How Our Sugar is Grown
Tiny sugarbeet seeds, about half the size of a pea, are planted in the spring in rows of loamy soil.
Seedlings emerge about one to three weeks after a seed has been planted. Photosynthesis starts as soon as seedlings have emerged and are exposed to sunlight.
The leafy canopy of the sugarbeet is essential to perform photosynthesis. Leaves consistently grow out in pairs, and their full size or “row closure” usually occurs in mid-summer. Once they are fully developed, the plant shifts from top growth (leaves) to root growth.
Through the process of photosynthesis, the sun’s energy is absorbed by the canopy and converted into sugar that is deposited in the root of the plant which acts as a storage system.
At the end of the growing season, once sugar has accumulated in the root, sugarbeets are harvested, stored and transported to the factory for processing.
How Our Sugar is Made
1. Sugarbeet Harvest
Special harvesting equipment is used to remove the leaves from the sugarbeet.
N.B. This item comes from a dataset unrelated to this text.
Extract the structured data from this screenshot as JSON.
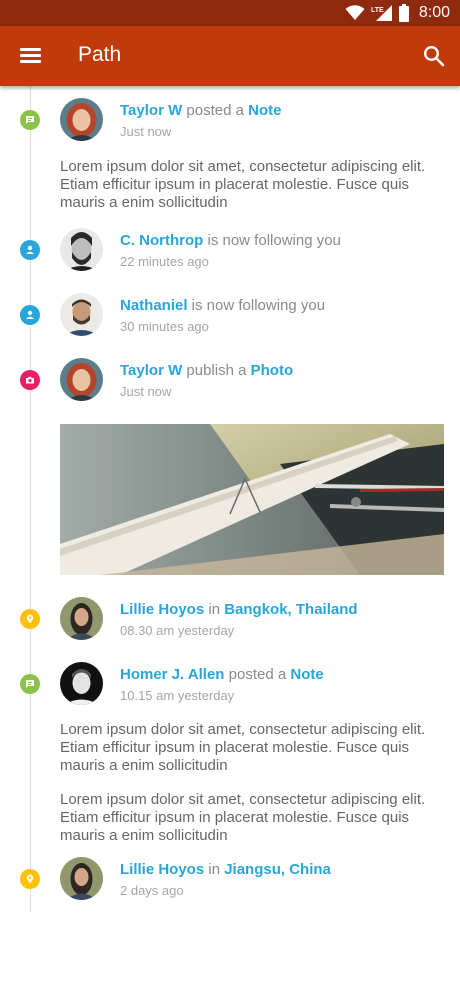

Another piece of equipment is then used to lift the sugarbeet roots from the soil and transport them to receiving stations or directly to a factory. Each truck load is sampled to evaluate its sugar content and quality as beets are delivered and stored. The sugarbeets are then transported to a factory.
2. Washing & Handling
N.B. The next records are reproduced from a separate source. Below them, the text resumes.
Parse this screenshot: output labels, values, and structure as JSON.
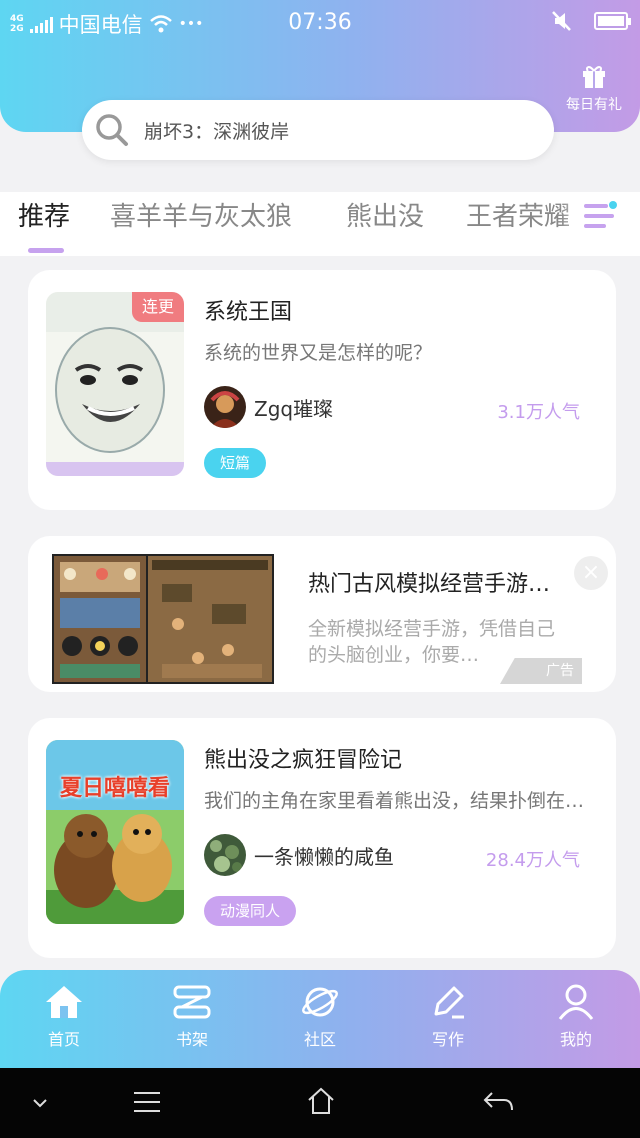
{
  "status_bar": {
    "network": [
      "4G",
      "2G"
    ],
    "carrier": "中国电信",
    "dots": "•••",
    "time": "07:36"
  },
  "header": {
    "gift_label": "每日有礼",
    "search_placeholder": "崩坏3：深渊彼岸"
  },
  "tabs": [
    {
      "label": "推荐",
      "active": true
    },
    {
      "label": "喜羊羊与灰太狼",
      "active": false
    },
    {
      "label": "熊出没",
      "active": false
    },
    {
      "label": "王者荣耀",
      "active": false
    }
  ],
  "cards": [
    {
      "badge": "连更",
      "title": "系统王国",
      "desc": "系统的世界又是怎样的呢？",
      "author": "Zgq璀璨",
      "popularity": "3.1万人气",
      "tag": "短篇",
      "tag_color": "#4ad3ef"
    },
    {
      "title": "熊出没之疯狂冒险记",
      "desc": "我们的主角在家里看着熊出没，结果扑倒在电视上…",
      "author": "一条懒懒的咸鱼",
      "popularity": "28.4万人气",
      "tag": "动漫同人",
      "tag_color": "#c9a2f0",
      "cover_text": "夏日嘻嘻看"
    }
  ],
  "ad": {
    "title": "热门古风模拟经营手游…",
    "desc": "全新模拟经营手游，凭借自己的头脑创业，你要…",
    "close": "×",
    "label": "广告"
  },
  "bottom_nav": [
    {
      "label": "首页",
      "icon": "home-icon"
    },
    {
      "label": "书架",
      "icon": "bookshelf-icon"
    },
    {
      "label": "社区",
      "icon": "planet-icon"
    },
    {
      "label": "写作",
      "icon": "pen-icon"
    },
    {
      "label": "我的",
      "icon": "user-icon"
    }
  ],
  "colors": {
    "accent_purple": "#c49ced",
    "accent_cyan": "#4ad3ef",
    "badge_red": "#f07c80"
  }
}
Once at the factory, all sugarbeets are thoroughly washed to remove excess soil and debris before being sliced into thin strips called cossettes, which are about the size of french fries.
The cossettes are sent to a diffusion tank where they are placed in hot water. Sugar is diffused from the cossettes into what is now called raw juice.
Raw juice is sent to juice purification, while the solid beet pulp is sent to mechanical presses where residual water is pressed out. The pressed pulp is then sold directly to dairy or beef cattle operations or dried and sold as a nutritionally-rich livestock feed.
Lime and carbon dioxide (CO2) are used to purify the raw juice, removing impurities using a clarifier and filters. In this process, the raw juice becomes a highly pure sucrose solution called thin juice.
6. Evaporation & Concentration
Thin juice is concentrated and turned into a syrup called thick juice. Thick juice is enriched with raw sugars in a melter, producing standard liquor. Standard liquor is further concentrated in vacuum pans causing sugar to crystallize.
In order for crystals to grow uniformly, tiny sugar crystals are added to the standard liquor. After reaching the right size, the crystals are separated from the remaining syrup with high speed centrifuges. The sugar is then washed with clean water, revealing its naturally white appearance.
8. Drying & Packaging
The crystalized sugar is dried and cooled. The sugar is then screened and classified by granulation size. It is packaged accordingly and shipped either by truck or rail.